St. John's Terminal


St. John's Terminal


St. John's Terminal.


In a nod the building’s industrial heritage, large garage doors open to a communal lounge (1); “section“ view of the front facade from Houston Street with original rail beds visible (2); the terminal previously extended over Houston Street via an overpass; the smaller northern section was demolished as part of the redevelopment (3). Photos courtesy Google

Joining COOKFOX was a larger design and engineering team including Gensler in the role of lead interiors architect and Brooklyn-based landscape design practice Future Green Studio. St. John’s Terminal was developed by Oxford Properties, which sold the building to Google, initially the property’s lessee, in 2021 for a staggering $2.1 billion—New York’s largest single-building real estate deal since the beginning of the Covid pandemic.

COOKFOX founding partner Rick Cook will discuss the project during the forthcoming, adaptive reuse–focused Record on the Road event on March 27 in New York. Joining Cook for the event’s editorial symposium is Philip Schmerback, U.S. studio director at Herzog & de Meuron, who’ll be discussing the conversion of a former power station in Brooklyn into Powerhouse Arts.

St. John's Terminal.

An onsite solar terrace is one of numerous sustainability strategies. Photo courtesy Google

Spanning two city blocks, St. John’s Terminal is one of the largest structures in Hudson Square, a small neighborhood wedged between Soho, the West Village, Tribeca, and the Hudson River Greenway that, in a past life, was a busy industrial enclave dominated by warehouses and printing presses. Today, the 18-block neighborhood—rezoned in 2013—is dominated by the offices of media companies and creative startups along with a steady supply of high-end residential developments. (A pair of sleek condo towers, designed by COOKFOX, will soon emerge from the construction pit in the northwestern corner of the neighborhood, directly across the way from the new Google HQ.) In the decades between its 1960 decommissioning as a freight terminal and its Oxford Properties-led redevelopment, St. John’s Terminal was converted into a warehouse and office block that attracted a lively mix of tenants across a range of industries, from textiles to banking; in more recent years, the complex sat semi-abandoned.

St. John's Terminal


St. John's Terminal


St. John's Terminal.


A flexible lecture/conference room on the features an art installation comprising lost-and-found items from the New York City Subway (4); one of several conference rooms, each named after a species of tree found in New York, within the building's two-story event space (5); housed on the ground-level of the original terminal building, the soaring Great Hall is the social hub of the 12-story office building (6). Photos courtesy Google

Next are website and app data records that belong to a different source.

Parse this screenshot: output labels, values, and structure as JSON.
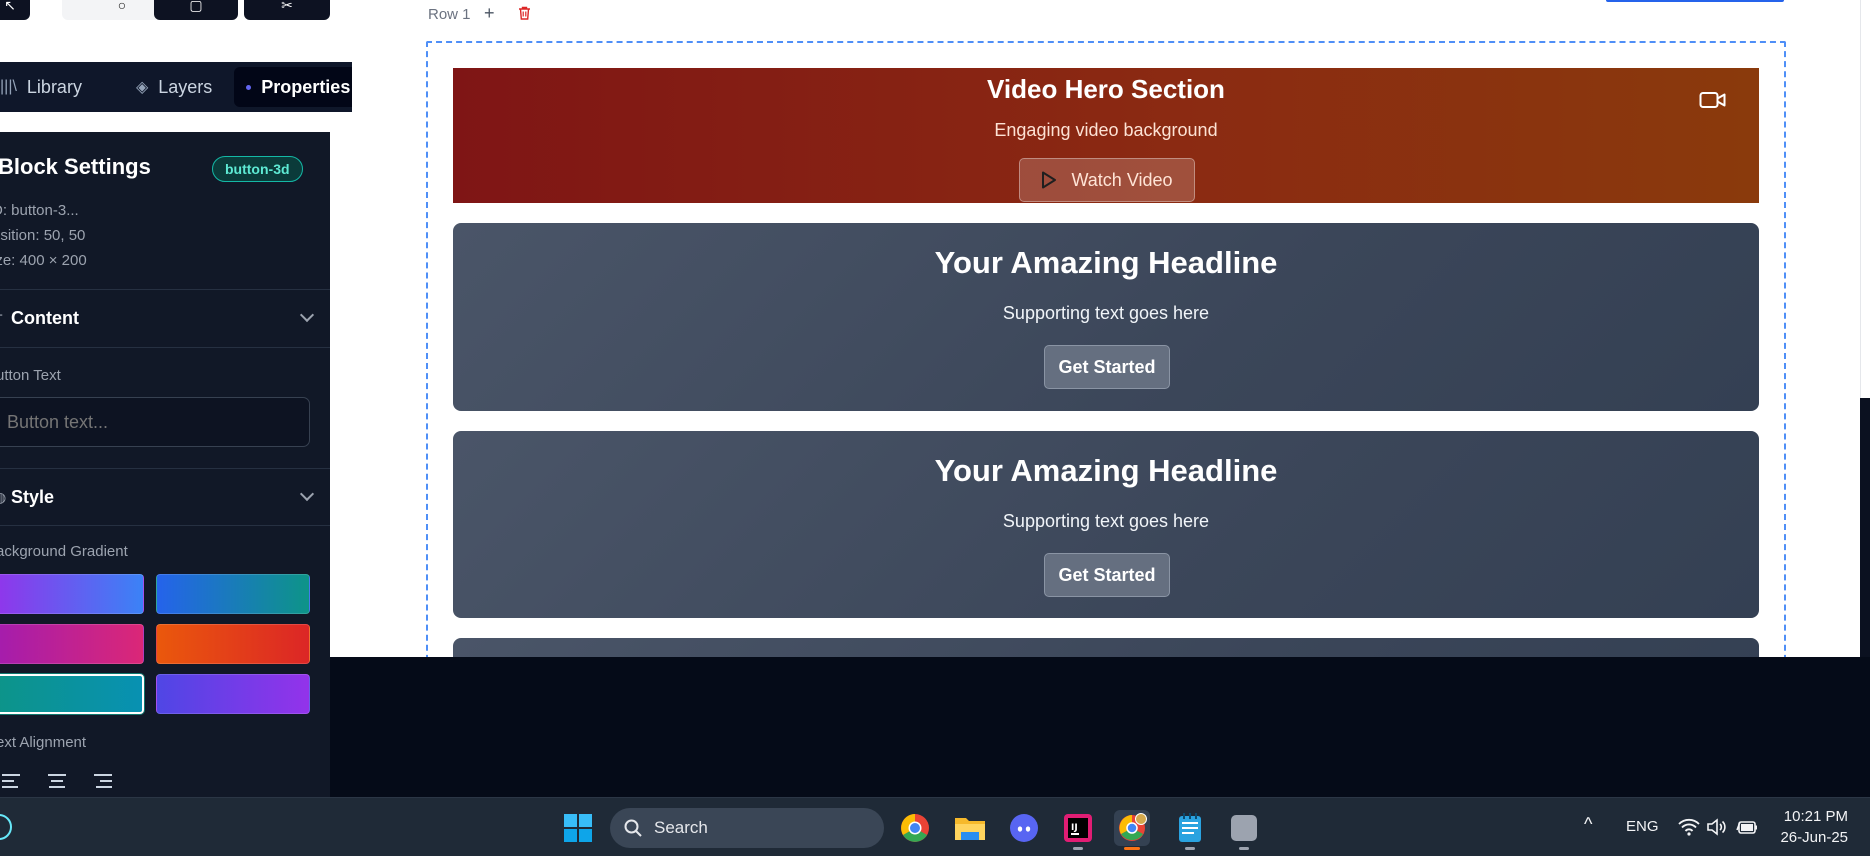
{
  "sidebar": {
    "tabs": [
      {
        "label": "Library",
        "icon": "library-icon"
      },
      {
        "label": "Layers",
        "icon": "layers-icon"
      },
      {
        "label": "Properties",
        "icon": "properties-dot-icon"
      }
    ],
    "block_settings": {
      "title": "Block Settings",
      "badge": "button-3d",
      "id_text": "D: button-3...",
      "position_text": "osition: 50, 50",
      "size_text": "ize: 400 × 200"
    },
    "content_section": {
      "title": "Content",
      "button_text_label": "utton Text",
      "button_text_placeholder": "Button text..."
    },
    "style_section": {
      "title": "Style",
      "bg_gradient_label": "ackground Gradient",
      "swatches": [
        {
          "from": "#9333ea",
          "to": "#3b82f6"
        },
        {
          "from": "#2563eb",
          "to": "#0d9488"
        },
        {
          "from": "#a21caf",
          "to": "#db2777"
        },
        {
          "from": "#ea580c",
          "to": "#dc2626"
        },
        {
          "from": "#0d9488",
          "to": "#0891b2",
          "selected": true
        },
        {
          "from": "#4f46e5",
          "to": "#9333ea"
        }
      ],
      "text_alignment_label": "ext Alignment"
    }
  },
  "canvas": {
    "row_label": "Row 1",
    "hero": {
      "title": "Video Hero Section",
      "subtitle": "Engaging video background",
      "button": "Watch Video"
    },
    "cards": [
      {
        "title": "Your Amazing Headline",
        "subtitle": "Supporting text goes here",
        "button": "Get Started"
      },
      {
        "title": "Your Amazing Headline",
        "subtitle": "Supporting text goes here",
        "button": "Get Started"
      }
    ]
  },
  "taskbar": {
    "search_placeholder": "Search",
    "language": "ENG",
    "time": "10:21 PM",
    "date": "26-Jun-25",
    "apps": [
      "windows-start-icon",
      "chrome-icon",
      "file-explorer-icon",
      "discord-icon",
      "intellij-icon",
      "chrome-profile-icon",
      "notepad-icon",
      "generic-app-icon"
    ]
  }
}
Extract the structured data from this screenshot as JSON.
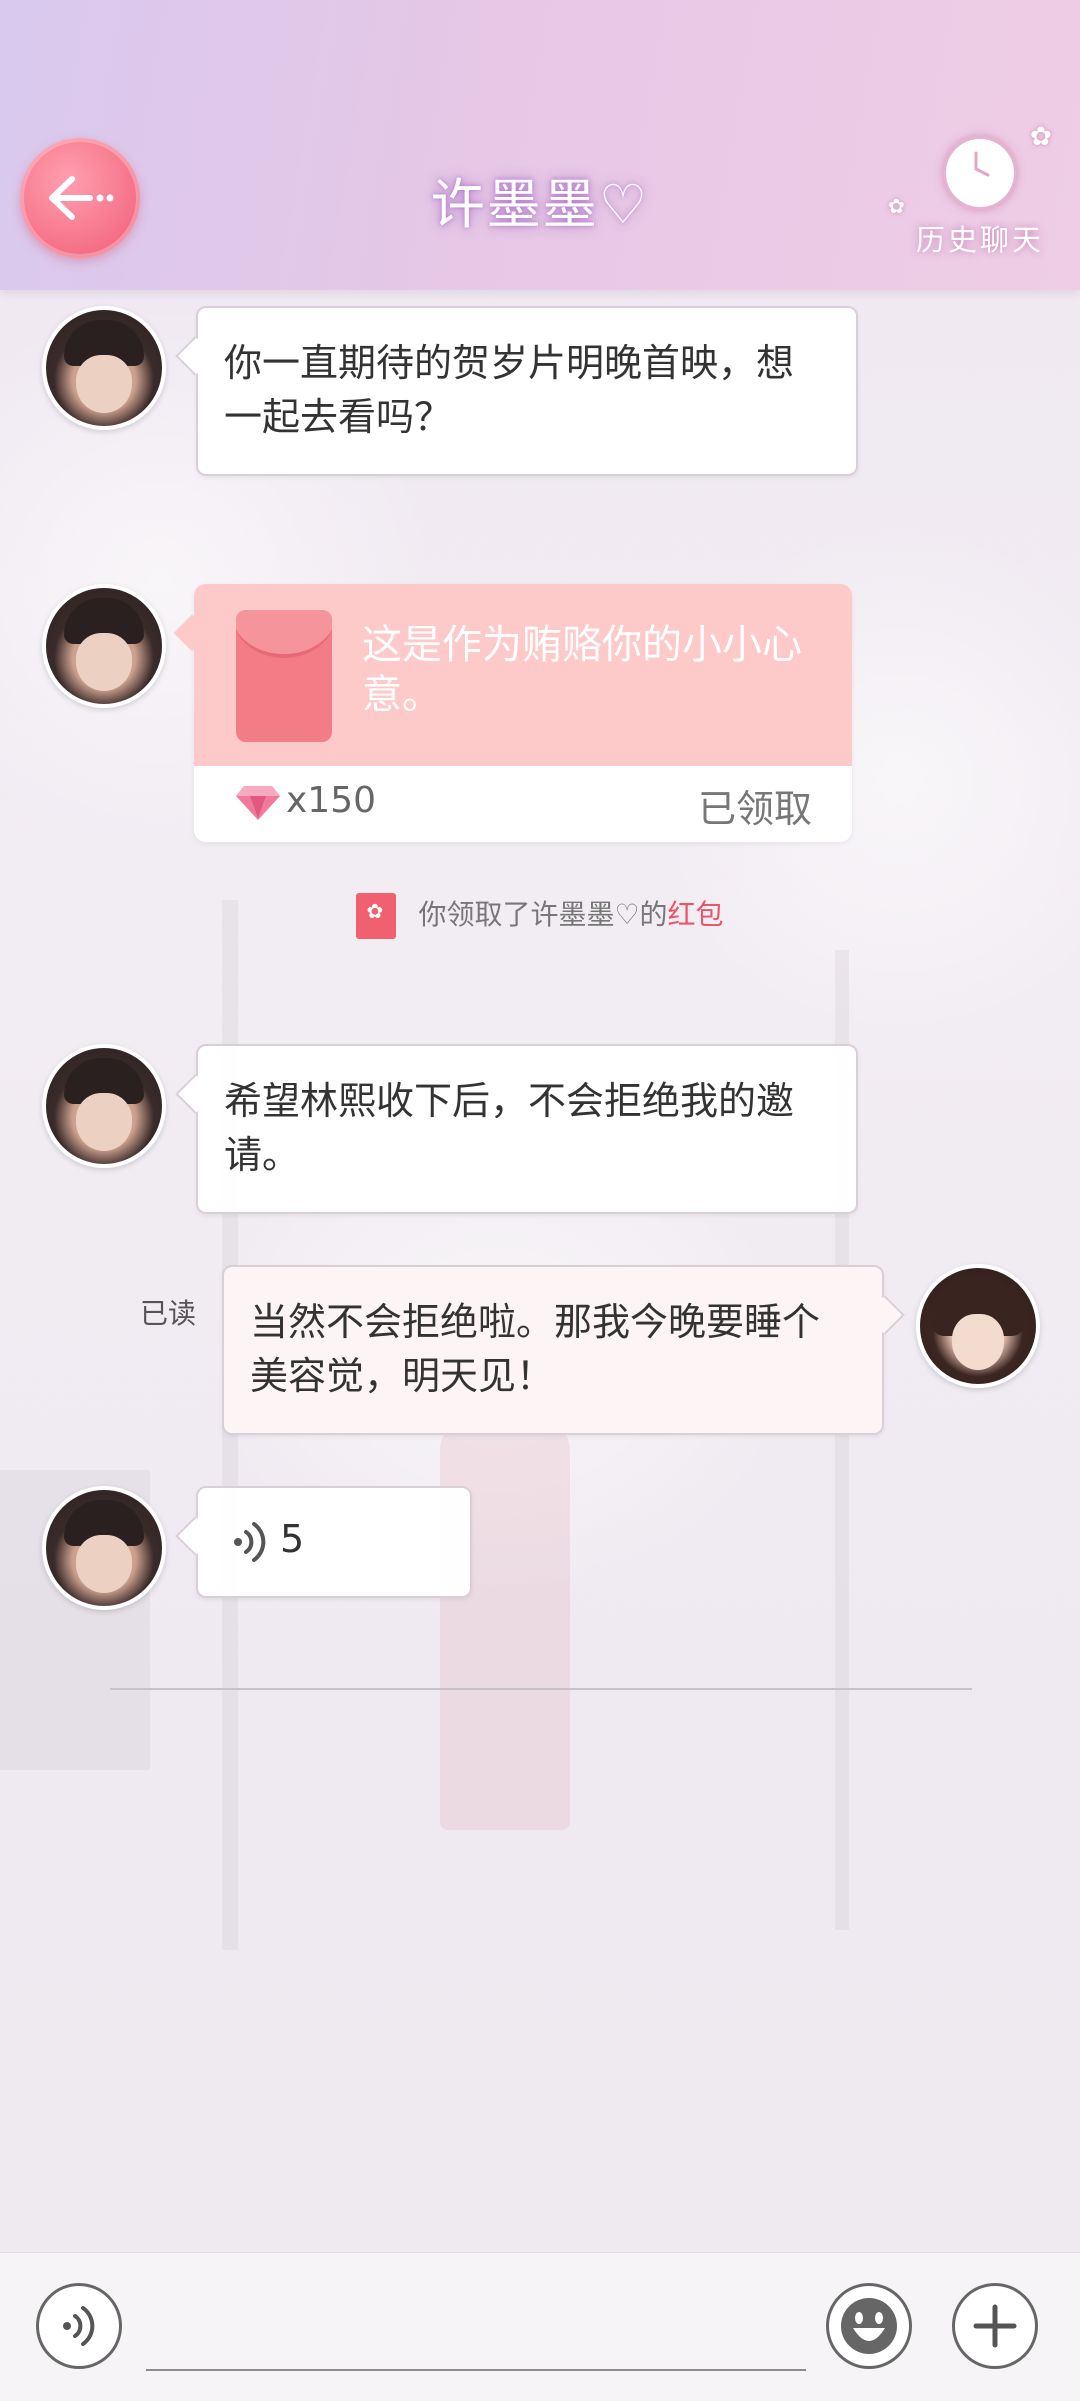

St. John’s Terminal serves as anchor of Google’s Hudson Square mini-campus, which also includes leased office space at 315 and 345 Hudson Street. Although the Mountain View, California-based company is a somewhat recent arrival to this particular pocket of the city, it is no stranger to Manhattan’s West Side. Google’s two other major New York City hubs are both located roughly a mile north of St. John’s Terminal on the western fringes of Chelsea. Like St. John’s Terminal, both properties, 111 Eighth Avenue and Pier 57, are significant revamps of historic industrial buildings: an Art Deco high-rise built in 1932 as an inland freight terminal-slash-manufacturing hub and a National Register of Historic Places–listed overwater shipping terminal heralded as a marvel of engineering upon its completion in 1954. The former building has served as Google’s main East Coast headquarters since 2010.

St. John's Terminal.

Playful Homages to the Big Apple can be found throughout the building's interior. Photo courtesy Google

Roughly 3,000 members of Google’s 14,000-person New York City workforce will be based out of St. John’s Terminal’s 60 team-based “neighborhoods” that populate the natural light–flooded upper floors of the building. Designed by Gensler to foster social interaction and cohesion among teams comprising 20–50 Googlers, the neighborhoods do away with fixed desk arrangements in favor of flexible seating arrangements. Communal spaces also abound at St. John’s Terminal including myriad lounges, cafés, and terraces on the office floors and the cavernous Great Hall on the ground level.